  • By periodically revisiting and adjusting your estate plan, you can maintain peace of mind knowing that it accurately reflects your current situation and desires.

Factors to Consider When Updating Your Plan

  1. Life Events: Take into account major life changes such as marriage, divorce, births, deaths, or significant changes in your financial situation.
  2. Legislative Changes: Stay informed about any updates to estate planning laws that may affect your plan and make necessary adjustments accordingly.
  3. Asset Accumulation: Regularly reassess the value and nature of your assets to ensure they align with your intended beneficiaries and distribution preferences.
  4. Executor and Trustee Selection: Evaluate whether the individuals you initially designated are still the best fit for handling your estate matters.
  5. Beneficiary Designations: Review and update beneficiary designations on retirement accounts, life insurance policies, and other assets to reflect your current wishes.
  6. Changing Goals: Consider if your long-term objectives or wishes for charitable giving have evolved since creating your estate plan.
  7. Family Dynamics: Assess if any changes in relationships or family dynamics warrant adjustments to your plan, such as modifying guardianship provisions.
  8. Financial Responsibilities: Reassess the financial responsibilities and roles assigned to your chosen representatives to ensure they align with your present circumstances and desires.
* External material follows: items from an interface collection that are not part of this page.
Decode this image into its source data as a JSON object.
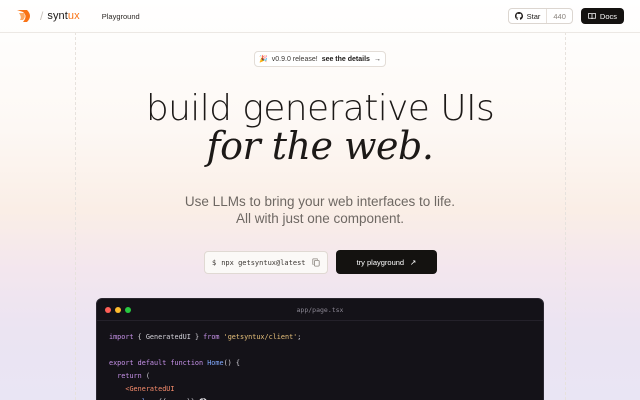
{
  "header": {
    "logo_prefix": "synt",
    "logo_accent": "ux",
    "logo_sep": "/",
    "nav_playground": "Playground",
    "star_label": "Star",
    "star_count": "440",
    "docs_label": "Docs"
  },
  "release": {
    "emoji": "🎉",
    "text": "v0.9.0 release!",
    "link": "see the details",
    "arrow": "→"
  },
  "hero": {
    "title": "build generative UIs",
    "subtitle": "for the web.",
    "tagline_line1": "Use LLMs to bring your web interfaces to life.",
    "tagline_line2": "All with just one component."
  },
  "cta": {
    "prompt": "$",
    "command": "npx getsyntux@latest",
    "button_label": "try playground",
    "button_arrow": "↗"
  },
  "code_window": {
    "filename": "app/page.tsx",
    "lines": [
      {
        "kw": "import",
        "text": " { GeneratedUI } ",
        "kw2": "from",
        "str": " 'getsyntux/client'",
        "end": ";"
      },
      {
        "kw": "export default function",
        "fn": " Home",
        "text": "() {"
      },
      {
        "kw": "return",
        "text": " ("
      },
      {
        "tag": "<GeneratedUI"
      },
      {
        "attr": "value",
        "text": "={{ ... }}"
      }
    ]
  },
  "colors": {
    "accent": "#f97316",
    "dark_button": "#141210",
    "code_bg": "#141218"
  },
  "icons": {
    "logo": "syntux-logo-icon",
    "github": "github-icon",
    "docs": "book-icon",
    "copy": "copy-icon",
    "help": "help-circle-icon"
  }
}
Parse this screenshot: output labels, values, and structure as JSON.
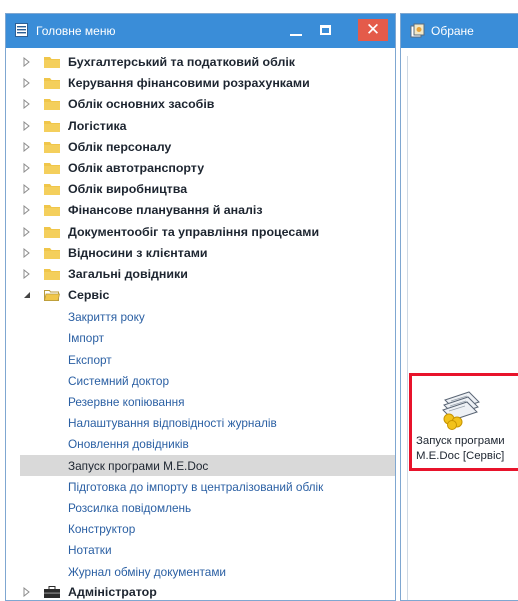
{
  "left_panel": {
    "title": "Головне меню",
    "window_controls": {
      "close_glyph": "✕"
    }
  },
  "tree": {
    "categories": [
      "Бухгалтерський та податковий облік",
      "Керування фінансовими розрахунками",
      "Облік основних засобів",
      "Логістика",
      "Облік персоналу",
      "Облік автотранспорту",
      "Облік виробництва",
      "Фінансове планування й аналіз",
      "Документообіг та управління процесами",
      "Відносини з клієнтами",
      "Загальні довідники"
    ],
    "expanded": {
      "label": "Сервіс",
      "items": [
        "Закриття року",
        "Імпорт",
        "Експорт",
        "Системний доктор",
        "Резервне копіювання",
        "Налаштування відповідності журналів",
        "Оновлення довідників",
        "Запуск програми M.E.Doc",
        "Підготовка до імпорту в централізований облік",
        "Розсилка повідомлень",
        "Конструктор",
        "Нотатки",
        "Журнал обміну документами"
      ],
      "selected_index": 7
    },
    "admin": {
      "label": "Адміністратор"
    }
  },
  "right_panel": {
    "title": "Обране",
    "favorite_tile": {
      "label": "Запуск програми\nM.E.Doc [Сервіс]"
    }
  },
  "colors": {
    "titlebar": "#3a8dd8",
    "close_button": "#e45b4a",
    "folder": "#f0c64a",
    "item_link": "#2a5fa3",
    "selection": "#d9d9d9",
    "highlight_border": "#e8132b"
  },
  "icons": {
    "menu_title": "menu-list-icon",
    "favorites_title": "favorites-icon",
    "folder": "folder-icon",
    "admin": "admin-briefcase-icon",
    "favorite_tile": "medoc-documents-icon"
  }
}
Remember, regular review and adjustments to your estate plan help ensure it remains aligned with your current needs and goals. Consulting with an experienced estate planning professional can provide valuable guidance in this process.


Estate planning is crucial for securing your future and the welfare of your loved ones. By creating a comprehensive plan, you can ensure that your assets are distributed according to your wishes, minimize tax obligations, and designate guardians for any dependent children.

Additionally, setting up certain legal documents such as a will, power of attorney, and advanced healthcare directive can provide peace of mind and clarity during times of incapacity. Consulting with an experienced estate planning attorney is highly recommended to navigate the complexities of estate law and draft a plan tailored to your specific needs.